**Stored data**
[Start of section]
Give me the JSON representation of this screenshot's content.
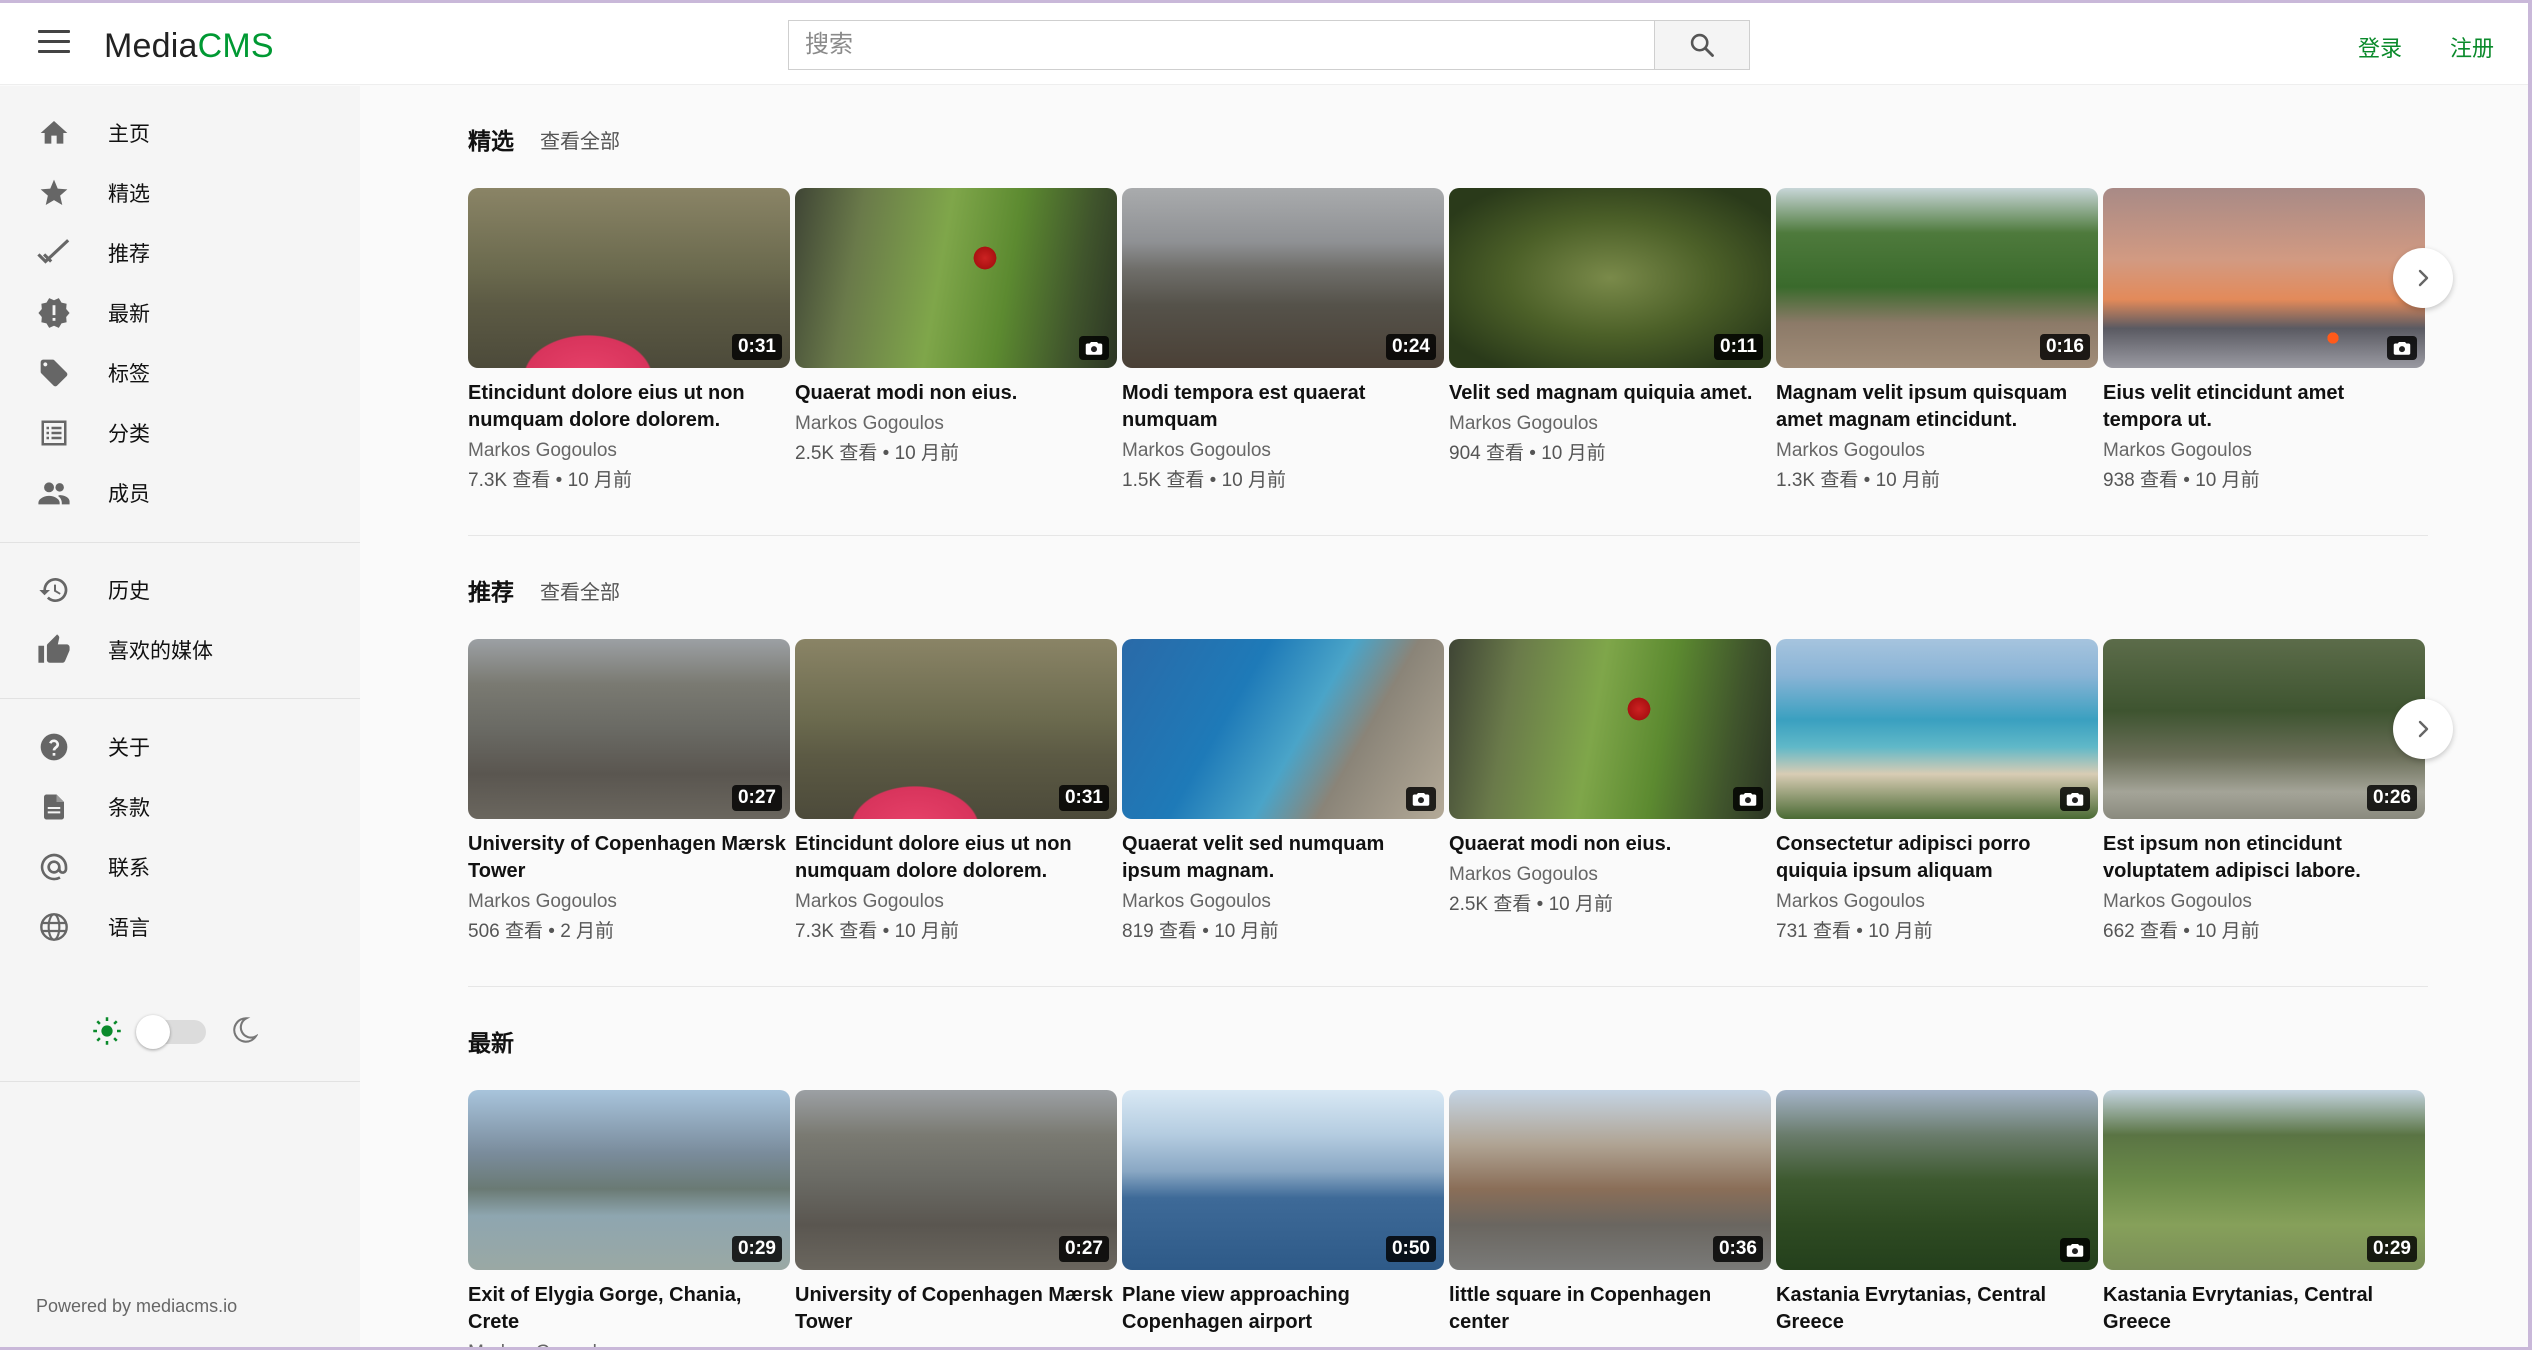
{
  "header": {
    "logo_part1": "Media",
    "logo_part2": "CMS",
    "search_placeholder": "搜索",
    "login": "登录",
    "register": "注册"
  },
  "sidebar": {
    "items": [
      {
        "label": "主页",
        "icon": "home-icon"
      },
      {
        "label": "精选",
        "icon": "star-icon"
      },
      {
        "label": "推荐",
        "icon": "check-icon"
      },
      {
        "label": "最新",
        "icon": "new-badge-icon"
      },
      {
        "label": "标签",
        "icon": "tag-icon"
      },
      {
        "label": "分类",
        "icon": "list-icon"
      },
      {
        "label": "成员",
        "icon": "people-icon"
      }
    ],
    "items2": [
      {
        "label": "历史",
        "icon": "history-icon"
      },
      {
        "label": "喜欢的媒体",
        "icon": "thumbs-up-icon"
      }
    ],
    "items3": [
      {
        "label": "关于",
        "icon": "help-icon"
      },
      {
        "label": "条款",
        "icon": "document-icon"
      },
      {
        "label": "联系",
        "icon": "at-icon"
      },
      {
        "label": "语言",
        "icon": "globe-icon"
      }
    ],
    "powered": "Powered by mediacms.io"
  },
  "sections": [
    {
      "title": "精选",
      "view_all": "查看全部",
      "cards": [
        {
          "title": "Etincidunt dolore eius ut non numquam dolore dolorem.",
          "author": "Markos Gogoulos",
          "meta": "7.3K 查看 • 10 月前",
          "badge": "0:31"
        },
        {
          "title": "Quaerat modi non eius.",
          "author": "Markos Gogoulos",
          "meta": "2.5K 查看 • 10 月前",
          "badge": ""
        },
        {
          "title": "Modi tempora est quaerat numquam",
          "author": "Markos Gogoulos",
          "meta": "1.5K 查看 • 10 月前",
          "badge": "0:24"
        },
        {
          "title": "Velit sed magnam quiquia amet.",
          "author": "Markos Gogoulos",
          "meta": "904 查看 • 10 月前",
          "badge": "0:11"
        },
        {
          "title": "Magnam velit ipsum quisquam amet magnam etincidunt.",
          "author": "Markos Gogoulos",
          "meta": "1.3K 查看 • 10 月前",
          "badge": "0:16"
        },
        {
          "title": "Eius velit etincidunt amet tempora ut.",
          "author": "Markos Gogoulos",
          "meta": "938 查看 • 10 月前",
          "badge": ""
        }
      ]
    },
    {
      "title": "推荐",
      "view_all": "查看全部",
      "cards": [
        {
          "title": "University of Copenhagen Mærsk Tower",
          "author": "Markos Gogoulos",
          "meta": "506 查看 • 2 月前",
          "badge": "0:27"
        },
        {
          "title": "Etincidunt dolore eius ut non numquam dolore dolorem.",
          "author": "Markos Gogoulos",
          "meta": "7.3K 查看 • 10 月前",
          "badge": "0:31"
        },
        {
          "title": "Quaerat velit sed numquam ipsum magnam.",
          "author": "Markos Gogoulos",
          "meta": "819 查看 • 10 月前",
          "badge": ""
        },
        {
          "title": "Quaerat modi non eius.",
          "author": "Markos Gogoulos",
          "meta": "2.5K 查看 • 10 月前",
          "badge": ""
        },
        {
          "title": "Consectetur adipisci porro quiquia ipsum aliquam etincidun…",
          "author": "Markos Gogoulos",
          "meta": "731 查看 • 10 月前",
          "badge": ""
        },
        {
          "title": "Est ipsum non etincidunt voluptatem adipisci labore.",
          "author": "Markos Gogoulos",
          "meta": "662 查看 • 10 月前",
          "badge": "0:26"
        }
      ]
    },
    {
      "title": "最新",
      "view_all": "",
      "cards": [
        {
          "title": "Exit of Elygia Gorge, Chania, Crete",
          "author": "Markos Gogoulos",
          "meta": "",
          "badge": "0:29"
        },
        {
          "title": "University of Copenhagen Mærsk Tower",
          "author": "",
          "meta": "",
          "badge": "0:27"
        },
        {
          "title": "Plane view approaching Copenhagen airport",
          "author": "",
          "meta": "",
          "badge": "0:50"
        },
        {
          "title": "little square in Copenhagen center",
          "author": "",
          "meta": "",
          "badge": "0:36"
        },
        {
          "title": "Kastania Evrytanias, Central Greece",
          "author": "",
          "meta": "",
          "badge": ""
        },
        {
          "title": "Kastania Evrytanias, Central Greece",
          "author": "",
          "meta": "",
          "badge": "0:29"
        }
      ]
    }
  ],
  "colors": {
    "brand": "#009933",
    "link": "#0a8a2b"
  }
}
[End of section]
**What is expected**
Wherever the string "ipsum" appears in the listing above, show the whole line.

**Solution to the exercise**
          "title": "Magnam velit ipsum quisquam amet magnam etincidunt.",
          "title": "Quaerat velit sed numquam ipsum magnam.",
          "title": "Consectetur adipisci porro quiquia ipsum aliquam etincidun…",
          "title": "Est ipsum non etincidunt voluptatem adipisci labore.",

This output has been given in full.